“It should have come up more openly for the private sector”
Bhawani Rana, president, Federation of Nepalese Chambers of Commerce and Industry (FNCCI)
Though the budget size is small, it has managed to allocate a significant amount for the health sector which is an immediate priority at present. It has tried to address some concerns of the private sector by supporting the industries to revive. But it should have come up more openly for the private sector. We had demanded that the government introduce a stimulus package of at least five percent of the country’s GDP but the government has introduced a package of about four percent. These supports will help us revive but we are weak in the implementation part so it needs to be taken into consideration. We had asked for tax and electricity bill exemption for the industries but that was not included.
“Budget is not enthusiastic for the tourism industry”
Shreejana Rana, President, Hotel Association of Nepal
The expectations we had from the government regarding the budget plan were not met. We had particularly focused on a Job Retention Fund for the survival of the industry. The tourism industry cannot be revived right after the COVID-19 risks are curbed; it is expected to be affected for a long time. There are a few positive pointers the government has introduced but the main thing is the implementation part and evaluation of the projects to make sure that the investment made is protected. The budget the government has presented this fiscal year is not enthusiastic for the tourism industry. There is an immediate crisis in the tourism sector but instead of addressing that, the government has introduced programs for the long run. The concern is surviving the tourism industry and the government should have prioritized that part.
“It was an opportunity for the country to rise above traditional way but sadly that could not materialize”
Dilli Raj Khanal, Economist
If the programs were concretized, it would have been easier in implementation and make them result-oriented. The government should have interlinked programs and prepared a strategy but it failed to do so. There is ambiguity in the intention of the government. Though it has mentioned the decentralization of the power in the beginning, the statement has not been established in the program presentation. Power for the programs like agriculture and social security fund (SSF) that can be mobilized by provincial and local level has been exclusively held by the central government and simply put by stating that it will be implemented through coordination. It seems the government has taken the situation and economic context we are in, very lightly. It was an opportunity for the country to rise above the traditional way but sadly it could not materialize this time also.
“Much-needed packages to protect the existing enterprise were not delivered this fiscal year”
Sharada Rijal, CEO, United Nepal Felt Industries Pvt Ltd
Entrepreneurs and Industrialists had raised concerns of loan interest in response to which the government is now making loans available at five percent interest rate. There was no clear plan for export which is very important at a time when the country is seeing a fall in remittance. It would have helped balance trade deficit by bringing in foreign currencies. The programs have been repeated despite the fact that their implementation had been weak. The overall concerns of small and medium-sized enterprises (SMEs) have not been addressed. Much-needed packages to protect the existing enterprise were not delivered this fiscal year. The government’s decision to exempt SMEs from income tax is appreciable. There is a good package for industries running inside industrial estates but there are no women entrepreneurs in the area. Women and enterprises operating from home will have a hard time to survive.

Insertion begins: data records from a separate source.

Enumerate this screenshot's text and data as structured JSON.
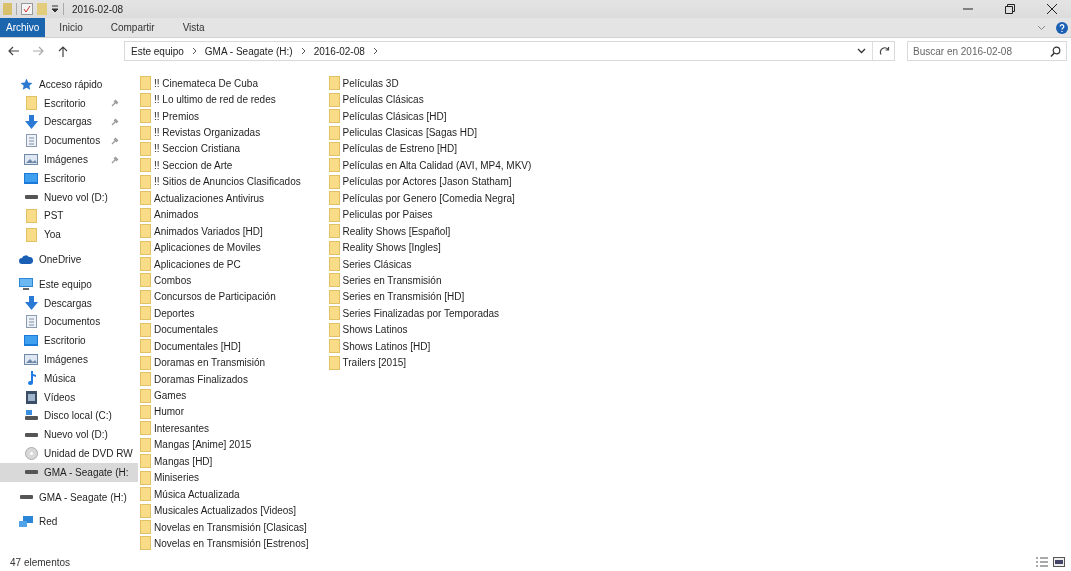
{
  "window": {
    "title": "2016-02-08"
  },
  "ribbon_tabs": [
    {
      "label": "Archivo",
      "selected": true
    },
    {
      "label": "Inicio",
      "selected": false
    },
    {
      "label": "Compartir",
      "selected": false
    },
    {
      "label": "Vista",
      "selected": false
    }
  ],
  "address_bar": {
    "breadcrumbs": [
      "Este equipo",
      "GMA - Seagate  (H:)",
      "2016-02-08"
    ]
  },
  "search": {
    "placeholder": "Buscar en 2016-02-08"
  },
  "sidebar": {
    "groups": [
      {
        "label": "Acceso rápido",
        "kind": "star",
        "selected": false,
        "children": [
          {
            "label": "Escritorio",
            "kind": "folder",
            "pinned": true,
            "selected": false
          },
          {
            "label": "Descargas",
            "kind": "download",
            "pinned": true,
            "selected": false
          },
          {
            "label": "Documentos",
            "kind": "document",
            "pinned": true,
            "selected": false
          },
          {
            "label": "Imágenes",
            "kind": "image",
            "pinned": true,
            "selected": false
          },
          {
            "label": "Escritorio",
            "kind": "desktop",
            "pinned": false,
            "selected": false
          },
          {
            "label": "Nuevo vol (D:)",
            "kind": "drive",
            "pinned": false,
            "selected": false
          },
          {
            "label": "PST",
            "kind": "folder",
            "pinned": false,
            "selected": false
          },
          {
            "label": "Yoa",
            "kind": "folder",
            "pinned": false,
            "selected": false
          }
        ]
      },
      {
        "label": "OneDrive",
        "kind": "cloud",
        "selected": false
      },
      {
        "label": "Este equipo",
        "kind": "computer",
        "selected": false,
        "children": [
          {
            "label": "Descargas",
            "kind": "download",
            "pinned": false,
            "selected": false
          },
          {
            "label": "Documentos",
            "kind": "document",
            "pinned": false,
            "selected": false
          },
          {
            "label": "Escritorio",
            "kind": "desktop",
            "pinned": false,
            "selected": false
          },
          {
            "label": "Imágenes",
            "kind": "image",
            "pinned": false,
            "selected": false
          },
          {
            "label": "Música",
            "kind": "music",
            "pinned": false,
            "selected": false
          },
          {
            "label": "Vídeos",
            "kind": "video",
            "pinned": false,
            "selected": false
          },
          {
            "label": "Disco local (C:)",
            "kind": "system-drive",
            "pinned": false,
            "selected": false
          },
          {
            "label": "Nuevo vol (D:)",
            "kind": "drive",
            "pinned": false,
            "selected": false
          },
          {
            "label": "Unidad de DVD RW",
            "kind": "dvd",
            "pinned": false,
            "selected": false
          },
          {
            "label": "GMA - Seagate  (H:",
            "kind": "drive",
            "pinned": false,
            "selected": true
          }
        ]
      },
      {
        "label": "GMA - Seagate  (H:)",
        "kind": "drive",
        "selected": false
      },
      {
        "label": "Red",
        "kind": "network",
        "selected": false
      }
    ]
  },
  "files": [
    "!! Cinemateca De Cuba",
    "!! Lo ultimo de red de redes",
    "!! Premios",
    "!! Revistas Organizadas",
    "!! Seccion Cristiana",
    "!! Seccion de Arte",
    "!! Sitios de Anuncios Clasificados",
    "Actualizaciones Antivirus",
    "Animados",
    "Animados Variados [HD]",
    "Aplicaciones de Moviles",
    "Aplicaciones de PC",
    "Combos",
    "Concursos de Participación",
    "Deportes",
    "Documentales",
    "Documentales [HD]",
    "Doramas en Transmisión",
    "Doramas Finalizados",
    "Games",
    "Humor",
    "Interesantes",
    "Mangas [Anime] 2015",
    "Mangas [HD]",
    "Miniseries",
    "Música Actualizada",
    "Musicales Actualizados [Videos]",
    "Novelas en Transmisión [Clasicas]",
    "Novelas en Transmisión [Estrenos]",
    "Películas 3D",
    "Películas Clásicas",
    "Películas Clásicas [HD]",
    "Peliculas Clasicas [Sagas HD]",
    "Películas de Estreno [HD]",
    "Películas en Alta Calidad (AVI, MP4, MKV)",
    "Películas por Actores [Jason Statham]",
    "Películas por Genero [Comedia Negra]",
    "Peliculas por Paises",
    "Reality Shows [Español]",
    "Reality Shows [Ingles]",
    "Series Clásicas",
    "Series en Transmisión",
    "Series en Transmisión [HD]",
    "Series Finalizadas por Temporadas",
    "Shows Latinos",
    "Shows Latinos [HD]",
    "Trailers [2015]"
  ],
  "status_bar": {
    "item_count": "47 elementos"
  }
}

“The budget is balanced and contextual given the situation the country is in”
Kailash Prasad Dhungel, Minister for Economic Affairs and Planning, Bagmati Province

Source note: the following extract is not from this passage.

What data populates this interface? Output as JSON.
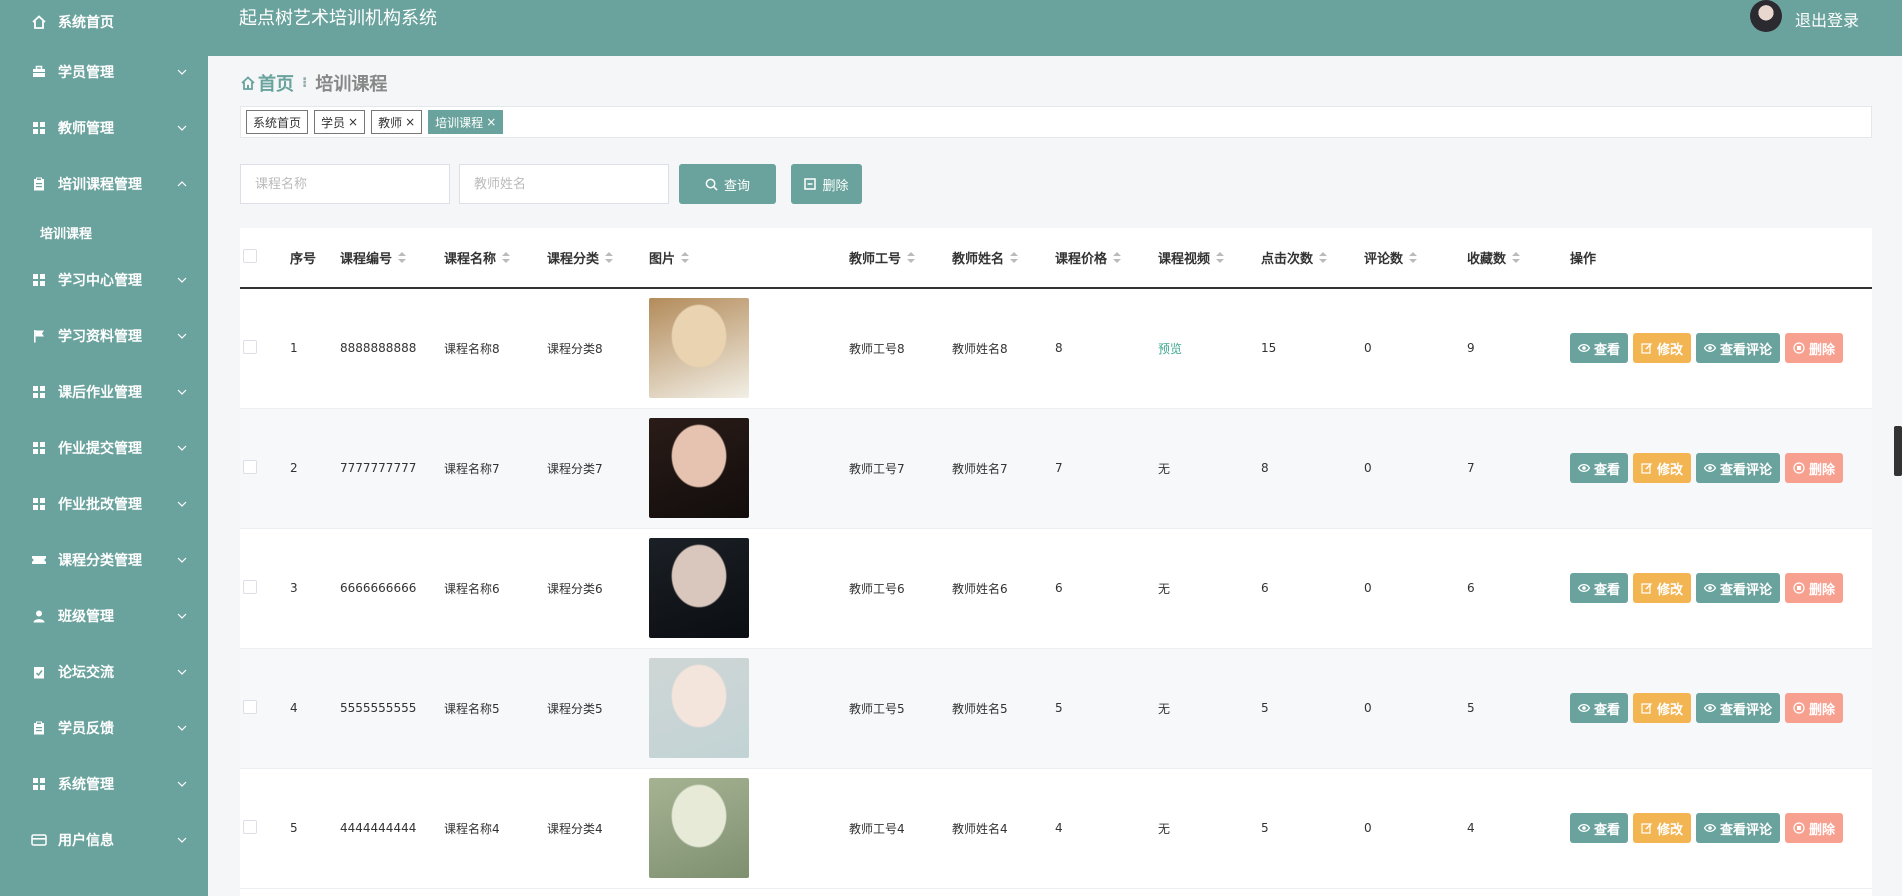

The budget is as per the current need of the country. It has focused on the prevention and protection of the economy and life of Nepalis that have been affected by COVID-19. The budget has addressed the management of employment generating sectors like agriculture and industries. The government could have done better than this but given the situation the country is in, the budget is balanced and contextual. The budget size is also appropriate as per the needs of the country.
“There should have been a new vision”
Minendra Rijal, member of House of Representative, Nepali Congress
The current expenses in the upcoming fiscal year will increase by 35 percent due to COVID-19. But the government should have been able to restrain it. As per the WHO, Nepal is expected to see more COVID-19 cases, so there will be bigger expenses to revive the country's economy, and for relief activities. The government plans on increasing the tax collection by 22 percent but the size of the country's economy is less likely to increase. So, the target of tax collection is not realistic. There is no base for capital expenditure as the budget will not be sufficient. It is a hard time for the country but there should have been a new vision on how it is planning on getting out of the trouble.
Govt set growth target to draw popularity
Prof Ram Prasad Gyanwaly, Economist, Former Head of The Central Department of Economics, TU
This is the financial plan of the government enforced during the great crisis of the century. Expenditure for the health sector has increased remarkably, which is appreciable. But the programs to rescue the health sector are not clear. Regular expenditure is higher than the revenue of the government which is not a good symptom. Though it talks to minimise the regular expenditure, the measures are not noteworthy. This is the weakness of the budget. Further seven percent growth target might not be achievable because it is uncertain how long the impact of the corona crisis will prevail. The growth target has been set for political popularity. Again expenditures are very scattered which is another weakness of the budget.